# [DIRECTIONS FOR THIS TASK]
Each record beneath this line is to be copied exactly.

# [SOURCE RECORDS]
-.-.-
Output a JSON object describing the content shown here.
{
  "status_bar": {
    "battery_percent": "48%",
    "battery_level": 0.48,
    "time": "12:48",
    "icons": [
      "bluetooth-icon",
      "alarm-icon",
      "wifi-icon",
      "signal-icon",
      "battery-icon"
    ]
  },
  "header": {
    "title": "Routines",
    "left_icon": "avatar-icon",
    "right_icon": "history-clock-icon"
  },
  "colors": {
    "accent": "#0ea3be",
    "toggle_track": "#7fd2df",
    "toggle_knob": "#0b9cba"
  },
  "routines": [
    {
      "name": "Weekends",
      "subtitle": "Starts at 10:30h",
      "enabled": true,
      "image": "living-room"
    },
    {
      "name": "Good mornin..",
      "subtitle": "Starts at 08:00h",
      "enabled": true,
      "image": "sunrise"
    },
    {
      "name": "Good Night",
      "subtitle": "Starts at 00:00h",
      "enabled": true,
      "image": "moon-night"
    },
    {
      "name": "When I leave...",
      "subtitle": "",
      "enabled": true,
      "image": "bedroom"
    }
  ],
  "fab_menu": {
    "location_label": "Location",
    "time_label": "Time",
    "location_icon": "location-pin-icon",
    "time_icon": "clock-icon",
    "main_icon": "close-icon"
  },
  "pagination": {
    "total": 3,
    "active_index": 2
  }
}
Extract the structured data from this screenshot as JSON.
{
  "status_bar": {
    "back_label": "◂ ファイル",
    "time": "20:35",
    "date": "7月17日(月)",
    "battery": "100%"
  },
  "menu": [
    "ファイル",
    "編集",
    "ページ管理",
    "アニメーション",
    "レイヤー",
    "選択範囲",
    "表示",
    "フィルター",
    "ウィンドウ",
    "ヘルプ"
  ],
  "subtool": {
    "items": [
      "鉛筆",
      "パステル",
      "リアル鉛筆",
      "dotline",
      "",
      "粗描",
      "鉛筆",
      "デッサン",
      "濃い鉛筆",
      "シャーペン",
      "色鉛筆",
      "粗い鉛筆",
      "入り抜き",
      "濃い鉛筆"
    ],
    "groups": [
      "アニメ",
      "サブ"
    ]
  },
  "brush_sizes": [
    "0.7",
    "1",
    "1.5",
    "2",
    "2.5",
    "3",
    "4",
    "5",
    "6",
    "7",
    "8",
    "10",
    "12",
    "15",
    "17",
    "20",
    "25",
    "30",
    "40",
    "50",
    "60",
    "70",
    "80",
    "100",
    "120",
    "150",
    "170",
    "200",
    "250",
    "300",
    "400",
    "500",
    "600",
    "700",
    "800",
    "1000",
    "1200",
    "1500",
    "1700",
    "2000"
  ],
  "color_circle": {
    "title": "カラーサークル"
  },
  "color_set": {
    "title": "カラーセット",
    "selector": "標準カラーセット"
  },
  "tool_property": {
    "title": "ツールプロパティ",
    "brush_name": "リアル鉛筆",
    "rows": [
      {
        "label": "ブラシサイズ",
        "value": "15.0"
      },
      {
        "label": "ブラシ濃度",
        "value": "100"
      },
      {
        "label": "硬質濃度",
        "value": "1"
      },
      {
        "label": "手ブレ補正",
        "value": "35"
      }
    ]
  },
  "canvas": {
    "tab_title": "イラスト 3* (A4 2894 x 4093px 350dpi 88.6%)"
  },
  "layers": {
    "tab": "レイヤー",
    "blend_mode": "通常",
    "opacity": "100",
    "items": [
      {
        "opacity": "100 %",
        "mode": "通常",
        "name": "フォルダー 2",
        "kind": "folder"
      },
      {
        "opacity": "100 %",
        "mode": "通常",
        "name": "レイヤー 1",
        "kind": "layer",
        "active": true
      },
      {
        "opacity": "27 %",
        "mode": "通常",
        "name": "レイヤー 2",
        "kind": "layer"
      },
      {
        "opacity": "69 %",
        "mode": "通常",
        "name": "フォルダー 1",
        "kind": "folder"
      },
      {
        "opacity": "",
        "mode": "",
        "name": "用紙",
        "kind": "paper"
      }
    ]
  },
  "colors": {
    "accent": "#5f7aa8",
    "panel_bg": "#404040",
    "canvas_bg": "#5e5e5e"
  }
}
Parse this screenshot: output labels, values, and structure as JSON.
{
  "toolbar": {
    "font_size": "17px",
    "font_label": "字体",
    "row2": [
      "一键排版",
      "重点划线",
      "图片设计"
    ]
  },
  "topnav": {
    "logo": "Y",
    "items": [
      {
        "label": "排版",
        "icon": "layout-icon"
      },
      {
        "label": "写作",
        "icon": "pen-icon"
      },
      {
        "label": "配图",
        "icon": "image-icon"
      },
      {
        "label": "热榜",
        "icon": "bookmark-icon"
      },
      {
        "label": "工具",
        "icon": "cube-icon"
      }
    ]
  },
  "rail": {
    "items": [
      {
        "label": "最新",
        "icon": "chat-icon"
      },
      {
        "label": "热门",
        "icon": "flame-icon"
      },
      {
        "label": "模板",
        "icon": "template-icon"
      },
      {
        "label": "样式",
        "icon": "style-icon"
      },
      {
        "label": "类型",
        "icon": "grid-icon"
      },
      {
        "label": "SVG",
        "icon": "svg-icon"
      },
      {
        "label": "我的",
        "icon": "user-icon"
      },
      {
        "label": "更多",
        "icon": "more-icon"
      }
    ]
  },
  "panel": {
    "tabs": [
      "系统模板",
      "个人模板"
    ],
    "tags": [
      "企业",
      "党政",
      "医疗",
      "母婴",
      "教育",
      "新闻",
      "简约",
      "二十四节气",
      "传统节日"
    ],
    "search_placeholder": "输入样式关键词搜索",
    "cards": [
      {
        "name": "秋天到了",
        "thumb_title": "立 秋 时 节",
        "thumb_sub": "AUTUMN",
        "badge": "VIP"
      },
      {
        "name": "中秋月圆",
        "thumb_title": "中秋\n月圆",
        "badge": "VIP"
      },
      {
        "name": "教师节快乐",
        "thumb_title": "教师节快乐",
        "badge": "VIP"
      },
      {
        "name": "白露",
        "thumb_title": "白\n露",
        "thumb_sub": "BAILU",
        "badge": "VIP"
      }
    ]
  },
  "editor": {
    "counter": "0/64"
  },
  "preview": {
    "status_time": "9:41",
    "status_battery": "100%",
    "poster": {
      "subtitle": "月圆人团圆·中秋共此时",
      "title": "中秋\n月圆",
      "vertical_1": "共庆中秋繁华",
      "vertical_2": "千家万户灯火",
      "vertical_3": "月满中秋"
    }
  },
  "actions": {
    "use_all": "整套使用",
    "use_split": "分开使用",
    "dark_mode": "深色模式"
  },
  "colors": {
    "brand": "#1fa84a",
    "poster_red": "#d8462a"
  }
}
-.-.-
# [PROBLEM SOLUTION]
Output a JSON object describing the content shown here.
{
  "status_bar": {
    "battery_percent": "48%",
    "battery_level": 0.48,
    "time": "12:48",
    "icons": [
      "bluetooth-icon",
      "alarm-icon",
      "wifi-icon",
      "signal-icon",
      "battery-icon"
    ]
  },
  "header": {
    "title": "Routines",
    "left_icon": "avatar-icon",
    "right_icon": "history-clock-icon"
  },
  "colors": {
    "accent": "#0ea3be",
    "toggle_track": "#7fd2df",
    "toggle_knob": "#0b9cba"
  },
  "routines": [
    {
      "name": "Weekends",
      "subtitle": "Starts at 10:30h",
      "enabled": true,
      "image": "living-room"
    },
    {
      "name": "Good mornin..",
      "subtitle": "Starts at 08:00h",
      "enabled": true,
      "image": "sunrise"
    },
    {
      "name": "Good Night",
      "subtitle": "Starts at 00:00h",
      "enabled": true,
      "image": "moon-night"
    },
    {
      "name": "When I leave...",
      "subtitle": "",
      "enabled": true,
      "image": "bedroom"
    }
  ],
  "fab_menu": {
    "location_label": "Location",
    "time_label": "Time",
    "location_icon": "location-pin-icon",
    "time_icon": "clock-icon",
    "main_icon": "close-icon"
  },
  "pagination": {
    "total": 3,
    "active_index": 2
  }
}
Extract the structured data from this screenshot as JSON.
{
  "status_bar": {
    "back_label": "◂ ファイル",
    "time": "20:35",
    "date": "7月17日(月)",
    "battery": "100%"
  },
  "menu": [
    "ファイル",
    "編集",
    "ページ管理",
    "アニメーション",
    "レイヤー",
    "選択範囲",
    "表示",
    "フィルター",
    "ウィンドウ",
    "ヘルプ"
  ],
  "subtool": {
    "items": [
      "鉛筆",
      "パステル",
      "リアル鉛筆",
      "dotline",
      "",
      "粗描",
      "鉛筆",
      "デッサン",
      "濃い鉛筆",
      "シャーペン",
      "色鉛筆",
      "粗い鉛筆",
      "入り抜き",
      "濃い鉛筆"
    ],
    "groups": [
      "アニメ",
      "サブ"
    ]
  },
  "brush_sizes": [
    "0.7",
    "1",
    "1.5",
    "2",
    "2.5",
    "3",
    "4",
    "5",
    "6",
    "7",
    "8",
    "10",
    "12",
    "15",
    "17",
    "20",
    "25",
    "30",
    "40",
    "50",
    "60",
    "70",
    "80",
    "100",
    "120",
    "150",
    "170",
    "200",
    "250",
    "300",
    "400",
    "500",
    "600",
    "700",
    "800",
    "1000",
    "1200",
    "1500",
    "1700",
    "2000"
  ],
  "color_circle": {
    "title": "カラーサークル"
  },
  "color_set": {
    "title": "カラーセット",
    "selector": "標準カラーセット"
  },
  "tool_property": {
    "title": "ツールプロパティ",
    "brush_name": "リアル鉛筆",
    "rows": [
      {
        "label": "ブラシサイズ",
        "value": "15.0"
      },
      {
        "label": "ブラシ濃度",
        "value": "100"
      },
      {
        "label": "硬質濃度",
        "value": "1"
      },
      {
        "label": "手ブレ補正",
        "value": "35"
      }
    ]
  },
  "canvas": {
    "tab_title": "イラスト 3* (A4 2894 x 4093px 350dpi 88.6%)"
  },
  "layers": {
    "tab": "レイヤー",
    "blend_mode": "通常",
    "opacity": "100",
    "items": [
      {
        "opacity": "100 %",
        "mode": "通常",
        "name": "フォルダー 2",
        "kind": "folder"
      },
      {
        "opacity": "100 %",
        "mode": "通常",
        "name": "レイヤー 1",
        "kind": "layer",
        "active": true
      },
      {
        "opacity": "27 %",
        "mode": "通常",
        "name": "レイヤー 2",
        "kind": "layer"
      },
      {
        "opacity": "69 %",
        "mode": "通常",
        "name": "フォルダー 1",
        "kind": "folder"
      },
      {
        "opacity": "",
        "mode": "",
        "name": "用紙",
        "kind": "paper"
      }
    ]
  },
  "colors": {
    "accent": "#5f7aa8",
    "panel_bg": "#404040",
    "canvas_bg": "#5e5e5e"
  }
}
Parse this screenshot: output labels, values, and structure as JSON.
{
  "toolbar": {
    "font_size": "17px",
    "font_label": "字体",
    "row2": [
      "一键排版",
      "重点划线",
      "图片设计"
    ]
  },
  "topnav": {
    "logo": "Y",
    "items": [
      {
        "label": "排版",
        "icon": "layout-icon"
      },
      {
        "label": "写作",
        "icon": "pen-icon"
      },
      {
        "label": "配图",
        "icon": "image-icon"
      },
      {
        "label": "热榜",
        "icon": "bookmark-icon"
      },
      {
        "label": "工具",
        "icon": "cube-icon"
      }
    ]
  },
  "rail": {
    "items": [
      {
        "label": "最新",
        "icon": "chat-icon"
      },
      {
        "label": "热门",
        "icon": "flame-icon"
      },
      {
        "label": "模板",
        "icon": "template-icon"
      },
      {
        "label": "样式",
        "icon": "style-icon"
      },
      {
        "label": "类型",
        "icon": "grid-icon"
      },
      {
        "label": "SVG",
        "icon": "svg-icon"
      },
      {
        "label": "我的",
        "icon": "user-icon"
      },
      {
        "label": "更多",
        "icon": "more-icon"
      }
    ]
  },
  "panel": {
    "tabs": [
      "系统模板",
      "个人模板"
    ],
    "tags": [
      "企业",
      "党政",
      "医疗",
      "母婴",
      "教育",
      "新闻",
      "简约",
      "二十四节气",
      "传统节日"
    ],
    "search_placeholder": "输入样式关键词搜索",
    "cards": [
      {
        "name": "秋天到了",
        "thumb_title": "立 秋 时 节",
        "thumb_sub": "AUTUMN",
        "badge": "VIP"
      },
      {
        "name": "中秋月圆",
        "thumb_title": "中秋\n月圆",
        "badge": "VIP"
      },
      {
        "name": "教师节快乐",
        "thumb_title": "教师节快乐",
        "badge": "VIP"
      },
      {
        "name": "白露",
        "thumb_title": "白\n露",
        "thumb_sub": "BAILU",
        "badge": "VIP"
      }
    ]
  },
  "editor": {
    "counter": "0/64"
  },
  "preview": {
    "status_time": "9:41",
    "status_battery": "100%",
    "poster": {
      "subtitle": "月圆人团圆·中秋共此时",
      "title": "中秋\n月圆",
      "vertical_1": "共庆中秋繁华",
      "vertical_2": "千家万户灯火",
      "vertical_3": "月满中秋"
    }
  },
  "actions": {
    "use_all": "整套使用",
    "use_split": "分开使用",
    "dark_mode": "深色模式"
  },
  "colors": {
    "brand": "#1fa84a",
    "poster_red": "#d8462a"
  }
}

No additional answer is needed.